Freeman, Janice (2013-05). Building Retrofits: Energy Conservation and Employee Retention Considerations in Medium-Size Commercial Buildings. Master's Thesis. Thesis uri icon

abstract

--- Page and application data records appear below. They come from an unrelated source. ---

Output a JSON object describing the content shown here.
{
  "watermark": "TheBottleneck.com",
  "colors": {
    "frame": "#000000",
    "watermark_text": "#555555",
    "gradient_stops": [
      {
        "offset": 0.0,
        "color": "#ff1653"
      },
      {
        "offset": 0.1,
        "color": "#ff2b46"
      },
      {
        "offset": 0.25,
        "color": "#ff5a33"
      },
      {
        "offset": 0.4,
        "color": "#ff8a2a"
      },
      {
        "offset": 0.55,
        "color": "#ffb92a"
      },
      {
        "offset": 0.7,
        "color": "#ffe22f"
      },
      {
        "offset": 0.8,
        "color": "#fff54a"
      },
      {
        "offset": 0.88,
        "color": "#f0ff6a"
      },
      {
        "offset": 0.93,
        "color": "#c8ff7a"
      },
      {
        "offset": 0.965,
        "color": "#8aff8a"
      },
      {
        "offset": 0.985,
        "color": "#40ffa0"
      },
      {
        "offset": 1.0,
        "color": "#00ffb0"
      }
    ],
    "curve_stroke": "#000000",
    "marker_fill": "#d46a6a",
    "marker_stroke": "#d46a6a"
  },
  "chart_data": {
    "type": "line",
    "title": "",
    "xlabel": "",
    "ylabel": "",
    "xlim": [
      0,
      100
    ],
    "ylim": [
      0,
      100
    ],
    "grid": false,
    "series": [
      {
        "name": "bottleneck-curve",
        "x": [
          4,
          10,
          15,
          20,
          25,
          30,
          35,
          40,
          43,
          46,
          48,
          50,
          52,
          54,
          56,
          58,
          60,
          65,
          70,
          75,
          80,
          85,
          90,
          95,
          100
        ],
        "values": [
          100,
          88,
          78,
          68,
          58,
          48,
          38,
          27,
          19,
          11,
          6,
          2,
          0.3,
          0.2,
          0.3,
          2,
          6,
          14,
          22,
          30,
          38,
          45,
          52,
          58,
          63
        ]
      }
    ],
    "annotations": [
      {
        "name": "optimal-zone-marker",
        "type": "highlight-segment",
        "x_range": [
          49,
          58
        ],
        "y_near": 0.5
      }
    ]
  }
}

  • Commercial buildings are among the largest consumers of energy. In an attempt to control and reduce operating expenses, building owners and organizations leasing commercial space are pursuing energy efficiency measures to generate a higher return on investment. In this study, an extensive literature review is used to identify and discuss energy efficiency considerations for medium-size building owners and how savings from these measures may benefit organizations through employee satisfaction and retention. For the purpose of this study, the specific topics related to commercial building energy efficiency that were investigated include (1) outcomes of building retrofits (2) corporate social responsibility and performance; (3) performance of energy efficient buildings; (4) employee commitment, satisfaction productivity and organizational profitability; (5) green companies and employee attraction; (6) the cost of turnover. There is little literature specifically focused on the impact that energy efficient buildings have on medium-sized building owners and no literature that quantifies the financial benefits through a reduction in employee turnover or attrition. Facility managers of all building sizes will benefit from gaining (1) a broad understanding of the impact of energy efficiency measures on employees (2) the ability to articulate the impact of the building's role on employee productivity, turnover and other HR related issues (3) the insight needed to contribute to strategic discussions within their organization about how facilities can benefit organizational profitability. This research does not attempt to claim or determine a causal relationship between energy efficiency and employee turnover however it does discuss issues that that could affect employee attrition.. Further research to determine this causality would benefit the study of energy efficiency and its total impact on organizations.
  • Commercial buildings are among the largest consumers of energy. In an attempt to control and reduce operating expenses, building owners and organizations leasing commercial space are pursuing energy efficiency measures to generate a higher return on investment. In this study, an extensive literature review is used to identify and discuss energy efficiency considerations for medium-size building owners and how savings from these measures may benefit organizations through employee satisfaction and retention.

    For the purpose of this study, the specific topics related to commercial building energy efficiency that were investigated include (1) outcomes of building retrofits (2) corporate social responsibility and performance; (3) performance of energy efficient buildings; (4) employee commitment, satisfaction productivity and organizational profitability; (5) green companies and employee attraction; (6) the cost of turnover.

    There is little literature specifically focused on the impact that energy efficient buildings have on medium-sized building owners and no literature that quantifies the financial benefits through a reduction in employee turnover or attrition. Facility managers of all building sizes will benefit from gaining (1) a broad understanding of the impact of energy efficiency measures on employees (2) the ability to articulate the impact of the building's role on employee productivity, turnover and other HR related issues (3) the insight needed to contribute to strategic discussions within their organization about how facilities can benefit organizational profitability.

    This research does not attempt to claim or determine a causal relationship between energy efficiency and employee turnover however it does discuss issues that that could affect employee attrition.. Further research to determine this causality would benefit the study of energy efficiency and its total impact on organizations.

publication date

  • May 2013